Data records for software interfaces
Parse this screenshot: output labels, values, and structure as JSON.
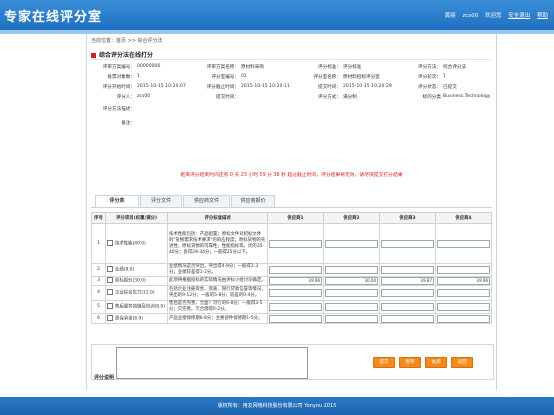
{
  "header": {
    "title": "专家在线评分室",
    "user_label": "黄丽",
    "user_name": "zcs00",
    "welcome": "欢迎您",
    "logout": "安全退出",
    "help": "帮助"
  },
  "breadcrumb": "当前位置：首页 >> 综合评分法",
  "section_title": "综合评分法在线打分",
  "info": [
    [
      [
        "评审方案编号：",
        "00000006"
      ],
      [
        "评审方案名称：",
        "原材料采购"
      ],
      [
        "评分标准：",
        "评分标准"
      ],
      [
        "评分方法：",
        "综合评分法"
      ]
    ],
    [
      [
        "投票对象数：",
        "1"
      ],
      [
        "评分室编号：",
        "01"
      ],
      [
        "评分室名称：",
        "原材料招标评分室"
      ],
      [
        "评分轮次：",
        "1"
      ]
    ],
    [
      [
        "评分开始时间：",
        "2015-10-15 10:20:07"
      ],
      [
        "评分截止时间：",
        "2015-10-15 10:20:11"
      ],
      [
        "提交时间：",
        "2015-10-15 10:20:29"
      ],
      [
        "评分状态：",
        "已提交"
      ]
    ],
    [
      [
        "评分人：",
        "zcs00"
      ],
      [
        "提交时间：",
        ""
      ],
      [
        "评分方式：",
        "满分制"
      ],
      [
        "标的分类",
        "Business,Technology"
      ]
    ],
    [
      [
        "评分方法描述：",
        ""
      ]
    ],
    [
      [
        "备注：",
        ""
      ]
    ]
  ],
  "warning": "距离评分结束时间还有 0 天 23 小时 59 分 38 秒 超过截止时间，评分结果将无效，请尽快提交打分结果",
  "tabs": [
    "评分表",
    "评分文件",
    "供应商文件",
    "供应商报价"
  ],
  "table": {
    "headers": [
      "序号",
      "评分项目(权重/满分)",
      "评分标准描述",
      "供应商1",
      "供应商2",
      "供应商3",
      "供应商4"
    ],
    "rows": [
      {
        "no": "1",
        "item": "技术性能(40.0)",
        "desc": "技术性能包括：产品配置；原标文件对招标文件的\"货物需求技术要求\"的响应程度；原标货物的先进性；原标货物的可靠性；性能指标等。优的35-40分；良得29-34分；一般得25分以下。",
        "vals": [
          "",
          "",
          "",
          ""
        ]
      },
      {
        "no": "2",
        "item": "业绩(8.0)",
        "desc": "业绩情况是否突出，突出得4-8分；一般得2-3分；业绩较差得1-2分。",
        "vals": [
          "",
          "",
          "",
          ""
        ]
      },
      {
        "no": "3",
        "item": "原标报价(30.0)",
        "desc": "此项将根据投标的实际情况由评标小组讨论确定。",
        "vals": [
          "29.96",
          "30.00",
          "29.87",
          "29.96"
        ]
      },
      {
        "no": "4",
        "item": "企业综合实力(12.0)",
        "desc": "包括企业注册资金、资质、银行贷款信誉等情况，突出的9-12分；一般的5-8分；较差的0-4分。",
        "vals": [
          "",
          "",
          "",
          ""
        ]
      },
      {
        "no": "5",
        "item": "售后服务措施及培训(8.0)",
        "desc": "售后是否完善，全面？可行的6-8分；一般得3-5分；欠完善。欠合理得0-2分。",
        "vals": [
          "",
          "",
          "",
          ""
        ]
      },
      {
        "no": "6",
        "item": "质保承诺(8.0)",
        "desc": "产品业绩保修期6-8分；主要部件保修期1-5分。",
        "vals": [
          "",
          "",
          "",
          ""
        ]
      }
    ]
  },
  "comment_label": "评分说明",
  "buttons": [
    "提交",
    "暂存",
    "关闭",
    "返回"
  ],
  "footer": "版权所有：用友网络科技股份有限公司 Yonyou 2015"
}
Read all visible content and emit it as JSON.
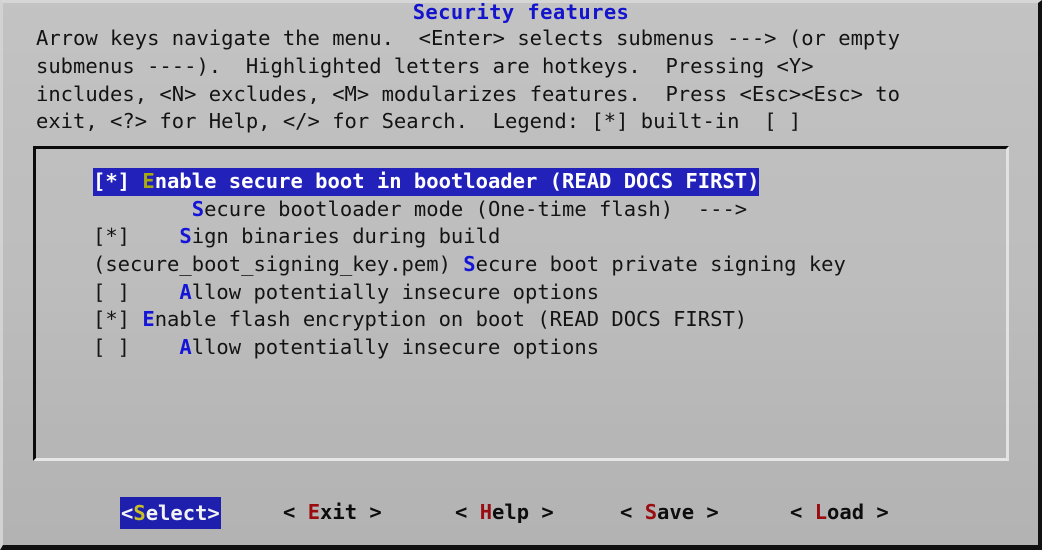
{
  "window": {
    "title": "Security features",
    "background_color": "#bdbdbd",
    "title_color": "#1414cc",
    "highlight_bg": "#2222bb",
    "hotkey_color": "#1515d8",
    "selected_hotkey_color": "#a9a910",
    "button_hotkey_color": "#9a0c10"
  },
  "help": {
    "line1": "Arrow keys navigate the menu.  <Enter> selects submenus ---> (or empty",
    "line2": "submenus ----).  Highlighted letters are hotkeys.  Pressing <Y>",
    "line3": "includes, <N> excludes, <M> modularizes features.  Press <Esc><Esc> to",
    "line4": "exit, <?> for Help, </> for Search.  Legend: [*] built-in  [ ]"
  },
  "menu": {
    "items": [
      {
        "selected": true,
        "prefix": "[*] ",
        "hotkey": "E",
        "label": "nable secure boot in bootloader (READ DOCS FIRST)",
        "state": "built-in",
        "type": "checkbox"
      },
      {
        "selected": false,
        "prefix": "        ",
        "hotkey": "S",
        "label": "ecure bootloader mode (One-time flash)  --->",
        "state": "submenu",
        "type": "submenu"
      },
      {
        "selected": false,
        "prefix": "[*]    ",
        "hotkey": "S",
        "label": "ign binaries during build",
        "state": "built-in",
        "type": "checkbox"
      },
      {
        "selected": false,
        "prefix": "(secure_boot_signing_key.pem) ",
        "hotkey": "S",
        "label": "ecure boot private signing key",
        "state": "secure_boot_signing_key.pem",
        "type": "string"
      },
      {
        "selected": false,
        "prefix": "[ ]    ",
        "hotkey": "A",
        "label": "llow potentially insecure options",
        "state": "excluded",
        "type": "checkbox"
      },
      {
        "selected": false,
        "prefix": "[*] ",
        "hotkey": "E",
        "label": "nable flash encryption on boot (READ DOCS FIRST)",
        "state": "built-in",
        "type": "checkbox"
      },
      {
        "selected": false,
        "prefix": "[ ]    ",
        "hotkey": "A",
        "label": "llow potentially insecure options",
        "state": "excluded",
        "type": "checkbox"
      }
    ]
  },
  "buttons": [
    {
      "id": "select",
      "left": "<",
      "pre": "",
      "hotkey": "S",
      "post": "elect",
      "right": ">",
      "selected": true,
      "text": "<Select>"
    },
    {
      "id": "exit",
      "left": "< ",
      "pre": "",
      "hotkey": "E",
      "post": "xit",
      "right": " >",
      "selected": false,
      "text": "< Exit >"
    },
    {
      "id": "help",
      "left": "< ",
      "pre": "",
      "hotkey": "H",
      "post": "elp",
      "right": " >",
      "selected": false,
      "text": "< Help >"
    },
    {
      "id": "save",
      "left": "< ",
      "pre": "",
      "hotkey": "S",
      "post": "ave",
      "right": " >",
      "selected": false,
      "text": "< Save >"
    },
    {
      "id": "load",
      "left": "< ",
      "pre": "",
      "hotkey": "L",
      "post": "oad",
      "right": " >",
      "selected": false,
      "text": "< Load >"
    }
  ]
}
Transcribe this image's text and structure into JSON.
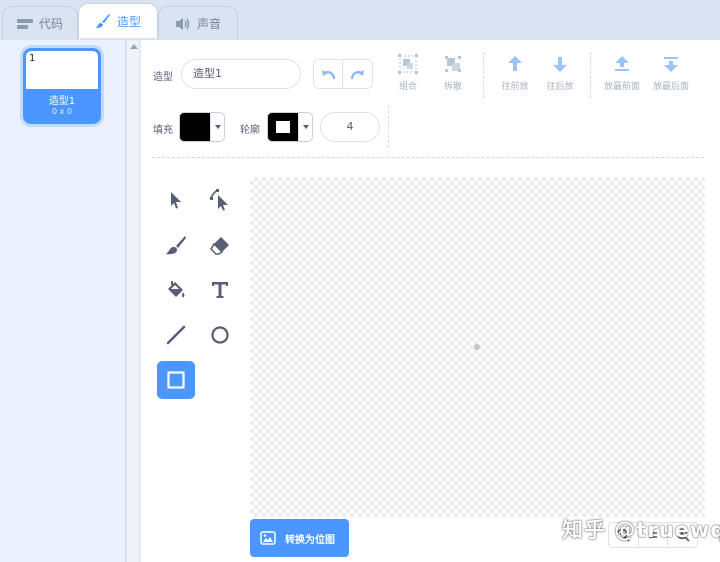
{
  "tabs": [
    {
      "label": "代码",
      "icon": "code-icon"
    },
    {
      "label": "造型",
      "icon": "brush-icon"
    },
    {
      "label": "声音",
      "icon": "speaker-icon"
    }
  ],
  "costumes": [
    {
      "number": "1",
      "name": "造型1",
      "size": "0 x 0"
    }
  ],
  "toolbar": {
    "costume_label": "造型",
    "costume_name": "造型1",
    "group_label": "组合",
    "ungroup_label": "拆散",
    "forward_label": "往前放",
    "backward_label": "往后放",
    "front_label": "放最前面",
    "back_label": "放最后面",
    "fill_label": "填充",
    "outline_label": "轮廓",
    "outline_width": "4",
    "fill_color": "#000000",
    "outline_color": "#000000"
  },
  "tools": [
    {
      "name": "select-tool",
      "icon": "arrow-pointer-icon"
    },
    {
      "name": "reshape-tool",
      "icon": "reshape-pointer-icon"
    },
    {
      "name": "brush-tool",
      "icon": "brush-icon"
    },
    {
      "name": "eraser-tool",
      "icon": "eraser-icon"
    },
    {
      "name": "fill-tool",
      "icon": "paint-bucket-icon"
    },
    {
      "name": "text-tool",
      "icon": "text-t-icon"
    },
    {
      "name": "line-tool",
      "icon": "line-icon"
    },
    {
      "name": "circle-tool",
      "icon": "circle-icon"
    },
    {
      "name": "rectangle-tool",
      "icon": "rectangle-icon",
      "active": true
    }
  ],
  "convert_button": "转换为位图",
  "watermark": "知乎 @truewq",
  "colors": {
    "accent": "#4c97ff",
    "text": "#575e75",
    "disabled": "#a8b2c2"
  }
}
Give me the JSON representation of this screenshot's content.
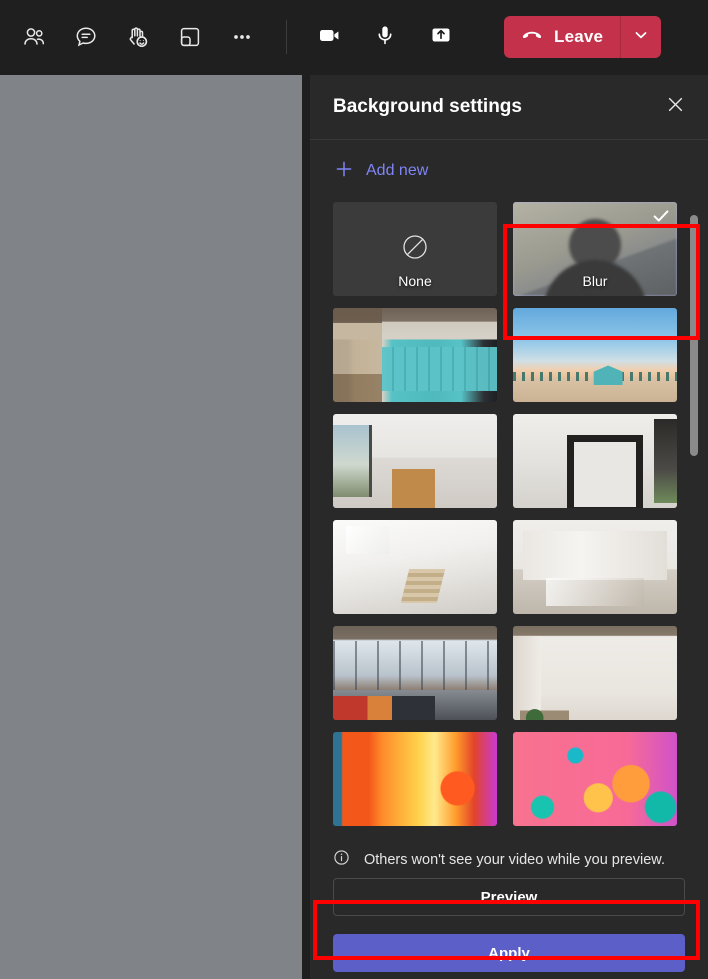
{
  "callbar": {
    "left_buttons": [
      {
        "name": "people-icon",
        "label": "People"
      },
      {
        "name": "chat-icon",
        "label": "Chat"
      },
      {
        "name": "raise-hand-reactions-icon",
        "label": "Reactions"
      },
      {
        "name": "rooms-icon",
        "label": "Breakout rooms"
      },
      {
        "name": "more-options-icon",
        "label": "More actions"
      }
    ],
    "right_buttons": [
      {
        "name": "camera-icon",
        "label": "Camera"
      },
      {
        "name": "microphone-icon",
        "label": "Mic"
      },
      {
        "name": "share-content-icon",
        "label": "Share content"
      }
    ],
    "leave_label": "Leave",
    "leave_chevron": "chevron-down-icon",
    "leave_color": "#c4314b"
  },
  "panel": {
    "title": "Background settings",
    "close_icon": "close-icon",
    "add_new": {
      "label": "Add new",
      "icon": "plus-icon",
      "color": "#7f85f5"
    },
    "backgrounds": [
      {
        "label": "None",
        "art": "none-thumb",
        "selected": false,
        "checked": false
      },
      {
        "label": "Blur",
        "art": "blur",
        "selected": true,
        "checked": true
      },
      {
        "label": "",
        "art": "a-lockers",
        "selected": false,
        "checked": false
      },
      {
        "label": "",
        "art": "a-beach",
        "selected": false,
        "checked": false
      },
      {
        "label": "",
        "art": "a-room1",
        "selected": false,
        "checked": false
      },
      {
        "label": "",
        "art": "a-room2",
        "selected": false,
        "checked": false
      },
      {
        "label": "",
        "art": "a-atrium",
        "selected": false,
        "checked": false
      },
      {
        "label": "",
        "art": "a-gallery",
        "selected": false,
        "checked": false
      },
      {
        "label": "",
        "art": "a-loft",
        "selected": false,
        "checked": false
      },
      {
        "label": "",
        "art": "a-plain",
        "selected": false,
        "checked": false
      },
      {
        "label": "",
        "art": "a-orange",
        "selected": false,
        "checked": false
      },
      {
        "label": "",
        "art": "a-pink",
        "selected": false,
        "checked": false
      }
    ],
    "scrollbar": {
      "thumb_top_pct": 2,
      "thumb_height_pct": 38
    },
    "footer": {
      "info_icon": "info-icon",
      "info_text": "Others won't see your video while you preview.",
      "preview_label": "Preview",
      "apply_label": "Apply",
      "apply_color": "#5b5fc7"
    }
  },
  "annotations": {
    "highlight_color": "#ff0000",
    "boxes": [
      {
        "name": "blur-option-highlight",
        "target": "Blur"
      },
      {
        "name": "apply-button-highlight",
        "target": "Apply"
      }
    ]
  }
}
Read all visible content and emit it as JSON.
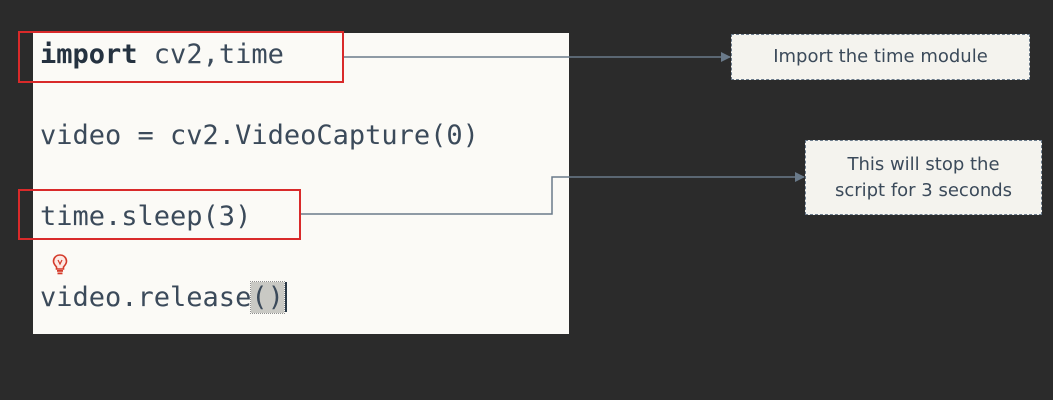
{
  "code": {
    "line1_keyword": "import",
    "line1_rest": " cv2,time",
    "line2": "video = cv2.VideoCapture(0)",
    "line3": "time.sleep(3)",
    "line4_prefix": "video.release",
    "line4_parens": "()"
  },
  "callouts": {
    "import_note": "Import the time module",
    "sleep_note_line1": "This will stop the",
    "sleep_note_line2": "script for 3 seconds"
  },
  "colors": {
    "background": "#2b2b2b",
    "editor": "#fbfaf6",
    "highlight_box": "#d92a2a",
    "connector": "#6a7a8a",
    "text": "#3b4a5a"
  },
  "icons": {
    "bulb": "lightbulb-icon"
  }
}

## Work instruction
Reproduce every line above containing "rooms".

## Answer space
        "name": "rooms-icon",
        "label": "Breakout rooms"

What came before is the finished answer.